The Sun unleashing a spectacular solar flare and coronal mass ejection, captured by the Solar Dynamics Observatory spacecraft.— Wonder of Science (@wonderofscience) May 3, 2022
Credit: NASA/GSFC pic.twitter.com/3cICiw999w
Radiation from the flare ionized the top of Earth’s atmosphere, causing a strong shortwave radio blackout over the Atlantic Ocean and Europe (see map below). Signals below 30 MHz were attenuated for more than an hour. More from Cap Allon at Electroverse.
In Argentina, photographer Eduardo Schaberger Poupeau was already pointing his solar telescope at the sun when the flare occurred.
“At that very moment I was trying to photograph new sunspot AR3004,” says Poupeau. “Suddenly I received an X-flare alert on my smartphone.
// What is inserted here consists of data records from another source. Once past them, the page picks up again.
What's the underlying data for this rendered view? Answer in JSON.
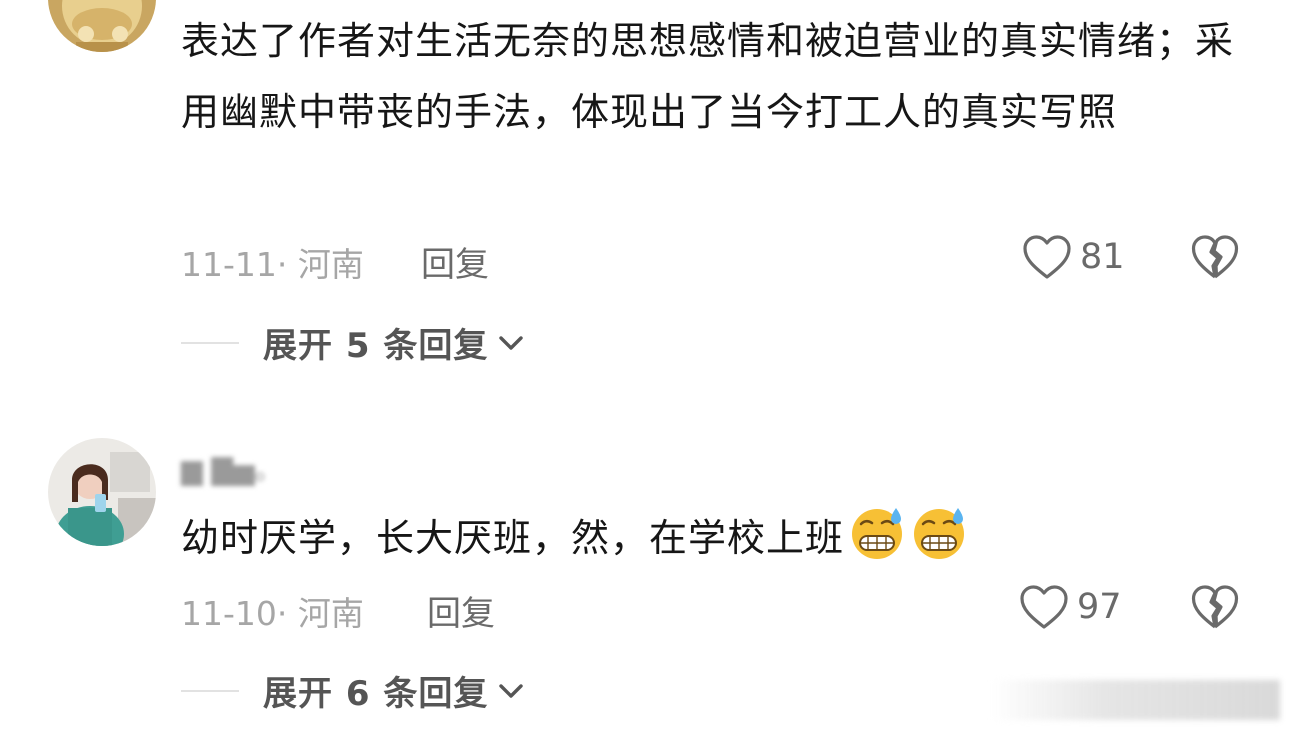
{
  "comments": [
    {
      "text": "表达了作者对生活无奈的思想感情和被迫营业的真实情绪；采用幽默中带丧的手法，体现出了当今打工人的真实写照",
      "date_location": "11-11· 河南",
      "reply_label": "回复",
      "likes": "81",
      "expand_label": "展开 5 条回复"
    },
    {
      "text": "幼时厌学，长大厌班，然，在学校上班",
      "date_location": "11-10· 河南",
      "reply_label": "回复",
      "likes": "97",
      "expand_label": "展开 6 条回复"
    }
  ],
  "icons": {
    "like": "heart-outline-icon",
    "dislike": "broken-heart-icon",
    "expand": "chevron-down-icon",
    "emoji": "grimacing-sweat-emoji"
  },
  "colors": {
    "text": "#161616",
    "meta": "#a6a6a6",
    "action": "#6a6a6a",
    "expand": "#555555"
  }
}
I quickly switched to the sun’s southeastern limb where debris thrown up by the flare was still very bright.”
The sunspot responsible for the blast has been visible for less than a day, writes the excellent Dr Tony Phillips over at spaceweather.com, yet already it has unleashed 9+ solar flares (more than six Cs, two Ms and one X).